Essential fatty acids – brain cell efficiency depends on the consumption of the essential fatty acids omega-3 and omega-6. Omega-3 is found in oily fish, nuts and flaxseeds, and is a vital component of the insulating fatty myelin sheath that covers the brain and nerve cells. Low levels can slow down electrochemical signalling between the brain cells and affect the ability to think clearly and retain information. Omega-6, found in meat, margarine and the oils of grains and seeds, is crucial to the formation of the blood brain barrier, which prevents the passage of some drugs, chemical compounds and viruses entering the central nervous system. Without sufficient quantities of these essential fatty acids, the brain cells will become stiff and brittle leading to slow thinking speed and problems with accuracy.
Exercise – physical activity generates new brain cells in the hippocampus, the part of the brain that deals with memory. Studies show that exercise also increases chemical signalling between the hippocampus and the forefront of the brain, which deals with cognitive skills such as thinking, reasoning, perception, problem-solving, calculation and argument.
Water – water plays a key role in the prevention of disease and other ailments that can affect learning, memory and overall health. A two percent drop can trigger short-term memory loss, difficulties in problem-solving and fatigue. However, drinking high amounts of water can increase cognitive ability, concentration, mood and behaviour by as much as twenty-five percent.
Sleep – to maintain optimum performance, good quality sleep is crucial. Lack of sleep can lead to impaired thinking and decision-making and to an increased risk of accidents. Studies show that IQ declines cumulatively by 3 percent on each successive day of sleep loss. After 5 nights, IQ can be lowered by up to 15 points (average IQ is 100 points).
Natural sunlight – natural sunlight stimulates the synthesis of vitamin D necessary for bone formation. It is also known for its effect on alertness, responsiveness, mood and behaviour.

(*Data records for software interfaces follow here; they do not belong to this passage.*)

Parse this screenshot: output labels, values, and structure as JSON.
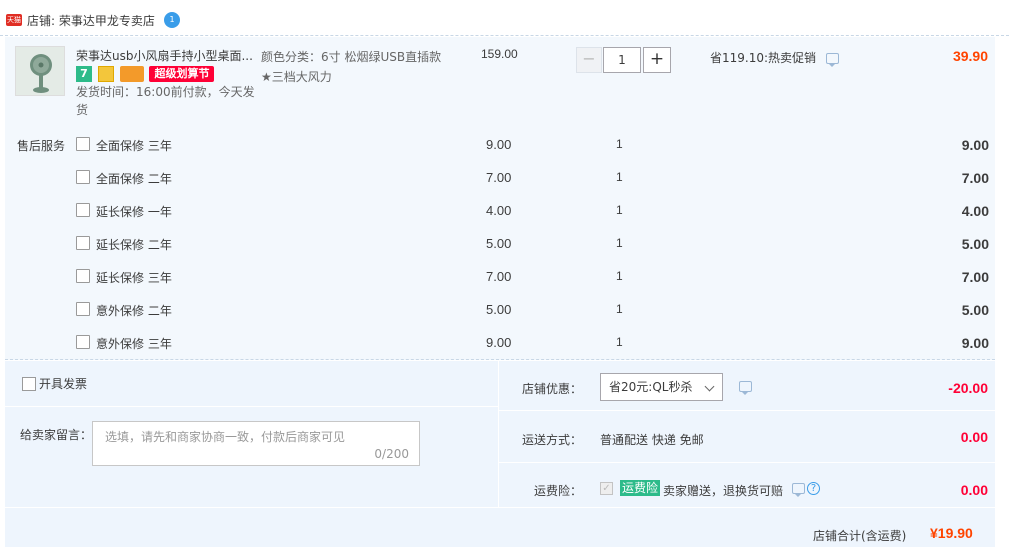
{
  "shop": {
    "badge": "天猫",
    "name": "店铺: 荣事达甲龙专卖店",
    "chat_badge": "1"
  },
  "product": {
    "title": "荣事达usb小风扇手持小型桌面...",
    "tag_seven": "7",
    "tag_promo": "超级划算节",
    "ship_time": "发货时间：16:00前付款，今天发货",
    "sku": "颜色分类：6寸 松烟绿USB直插款★三档大风力",
    "price": "159.00",
    "quantity": "1",
    "minus_symbol": "−",
    "plus_symbol": "+",
    "saved": "省119.10:热卖促销",
    "subtotal": "39.90"
  },
  "services": {
    "label": "售后服务",
    "items": [
      {
        "name": "全面保修 三年",
        "price": "9.00",
        "qty": "1",
        "sum": "9.00"
      },
      {
        "name": "全面保修 二年",
        "price": "7.00",
        "qty": "1",
        "sum": "7.00"
      },
      {
        "name": "延长保修 一年",
        "price": "4.00",
        "qty": "1",
        "sum": "4.00"
      },
      {
        "name": "延长保修 二年",
        "price": "5.00",
        "qty": "1",
        "sum": "5.00"
      },
      {
        "name": "延长保修 三年",
        "price": "7.00",
        "qty": "1",
        "sum": "7.00"
      },
      {
        "name": "意外保修 二年",
        "price": "5.00",
        "qty": "1",
        "sum": "5.00"
      },
      {
        "name": "意外保修 三年",
        "price": "9.00",
        "qty": "1",
        "sum": "9.00"
      }
    ]
  },
  "invoice": {
    "label": "开具发票"
  },
  "message": {
    "label": "给卖家留言：",
    "placeholder": "选填，请先和商家协商一致，付款后商家可见",
    "count": "0/200"
  },
  "coupon": {
    "label": "店铺优惠：",
    "selected": "省20元:QL秒杀",
    "value": "-20.00"
  },
  "delivery": {
    "label": "运送方式：",
    "method": "普通配送 快递 免邮",
    "value": "0.00"
  },
  "insurance": {
    "label": "运费险：",
    "check_mark": "✓",
    "tag": "运费险",
    "text": "卖家赠送，退换货可赔",
    "help": "?",
    "value": "0.00"
  },
  "total": {
    "label": "店铺合计(含运费)",
    "value": "¥19.90"
  },
  "colors": {
    "accent_red": "#ff0036",
    "price_orange": "#ff4400",
    "tag_green": "#2dbb8a",
    "link_blue": "#3a9de9",
    "panel_bg": "#f3f8fd"
  }
}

Fresh air – to think clearly and creatively, children need fresh air, which contains an average of 4,000 negative ions per cubic centimetre. Negative ions can produce hormone and chemical reactions in the body and brain, which give rise to feelings of well-being and good health.
To keep brain cells at optimum performance, steer clear of processed foods that reduce brain power and affect overall health. Keep to foods that positively influence brain growth and function. Equip children with brain boosting exercise, sleep, fresh air and natural sunlight. By following these simple suggestions, parents can bring the lives of their children into balance.
Monica Costa founded London Mums in September 2006 after her son Diego’s birth together with a group of mothers who felt the need of meeting up regularly to share the challenges and joys of motherhood in metropolitan and multicultural London. London Mums is the FREE and independent peer support group for mums and mumpreneurs based in London https://londonmumsmagazine.com and you can connect on Twitter @londonmums